The article discusses the increasingly common practice of the Supreme Court of Finland of using psychology-based generalisations on its own initiative when evaluating witness evidence. Using the much-discussed decision KKO 2019:54 by the Supreme Court as a springboard for discussion, the article examines the benefits, challenges and implications of this practice. The article argues that using psychological generalisations ex officio has the potential to improve testimony evaluation and remedy incorrect practices while providing a practical and cost-effective way for judges to increase the use of scientifically supported evaluation criteria. However, the article also identifies various pitfalls relating to the practice, particularly with regard to the assessment of the quality of psychological research and the application of its probabilistic results. These limitations should be adequately addressed in order to support correct and predictable application of psychological generalisations. Addressing these limitations is essential, since the Supreme Court’s practice has already led to an increasing pressure on the Finnish courts to apply psychological generalisations to their testimony evaluation.

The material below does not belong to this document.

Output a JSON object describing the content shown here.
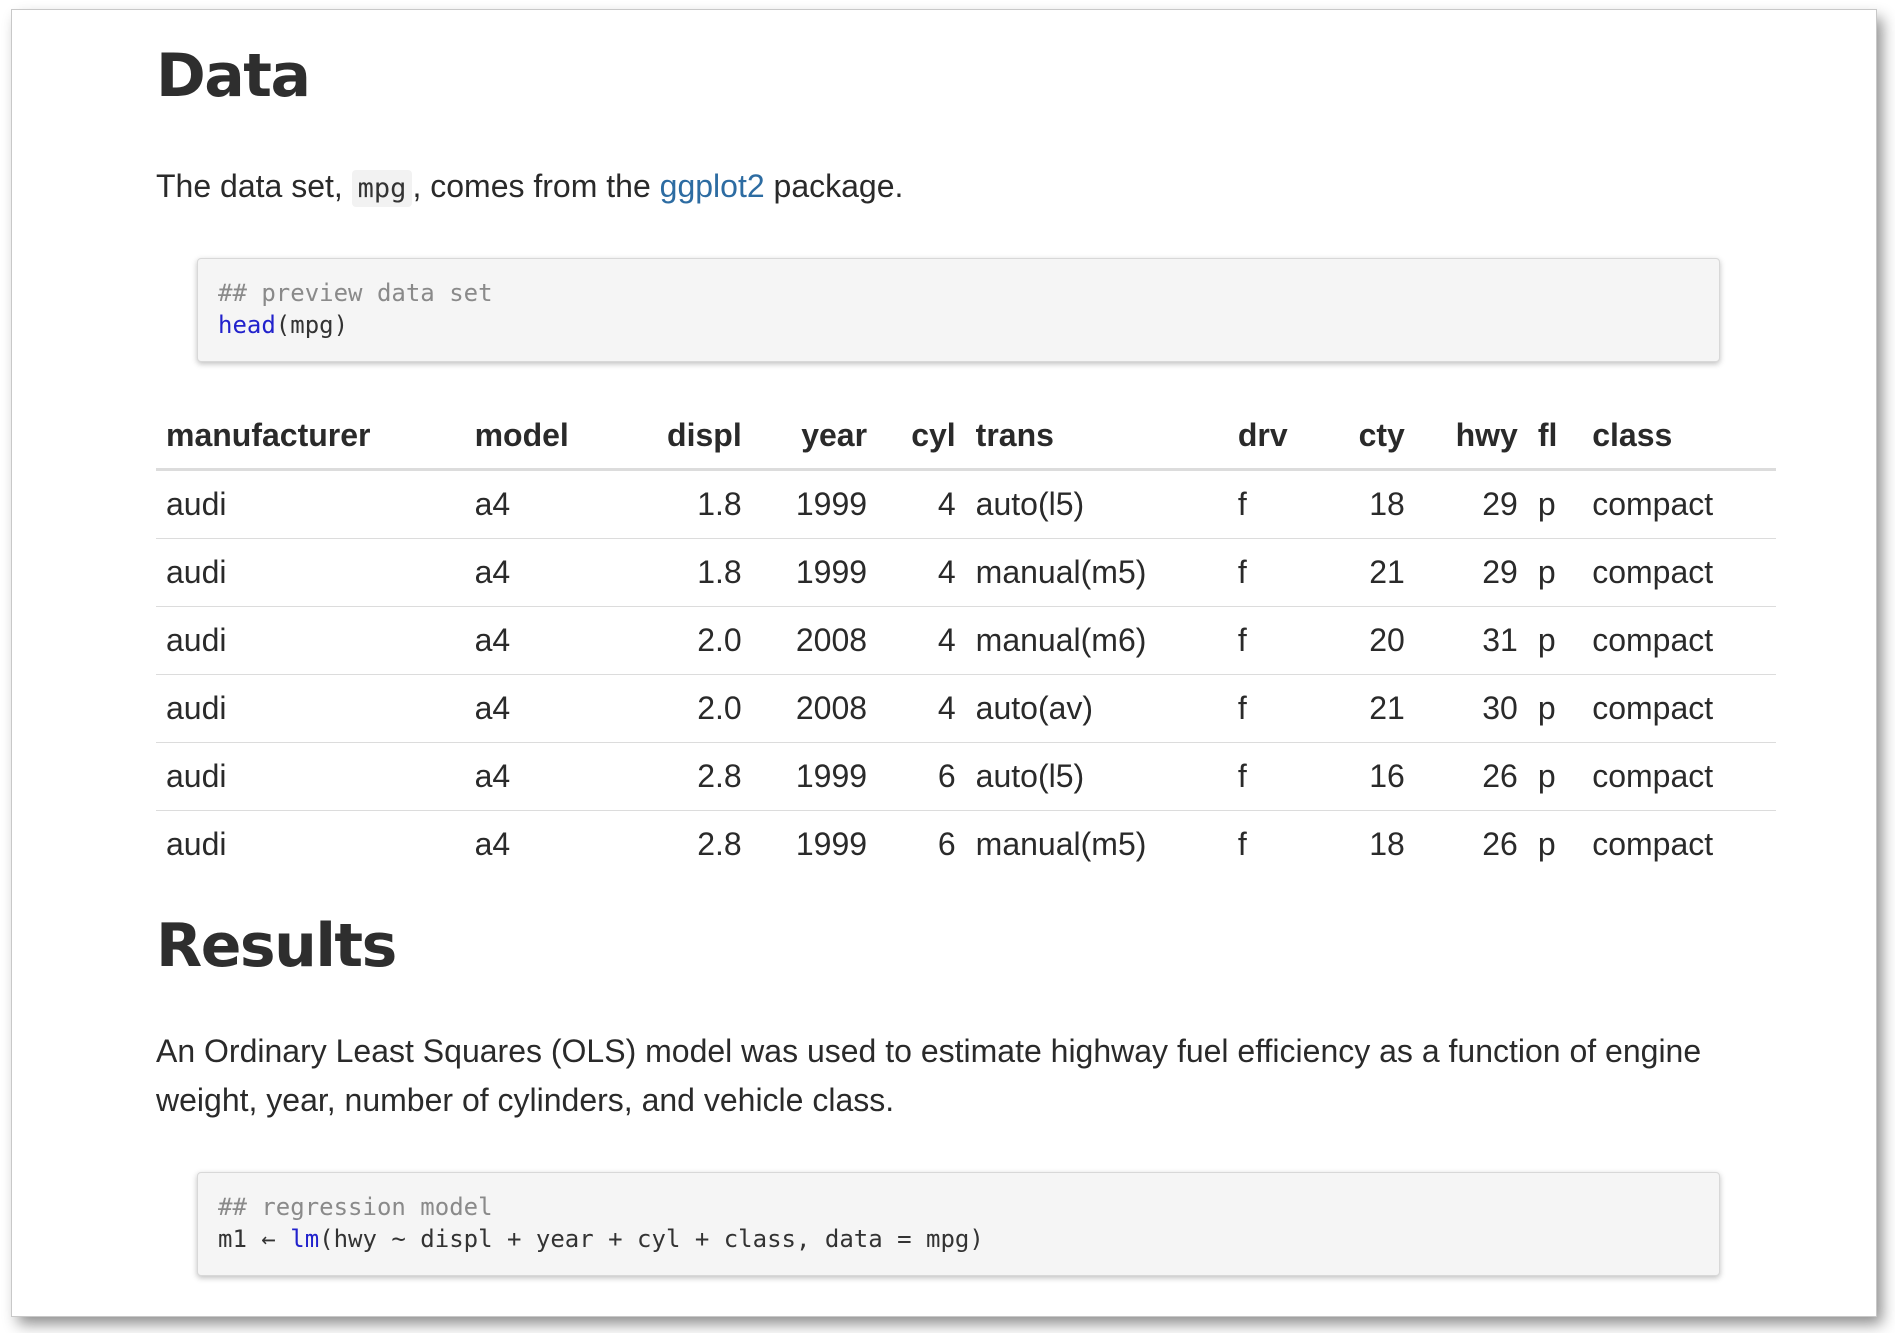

Key words: evidence, witness testimony, testimony evaluation, witness psychology, generalisations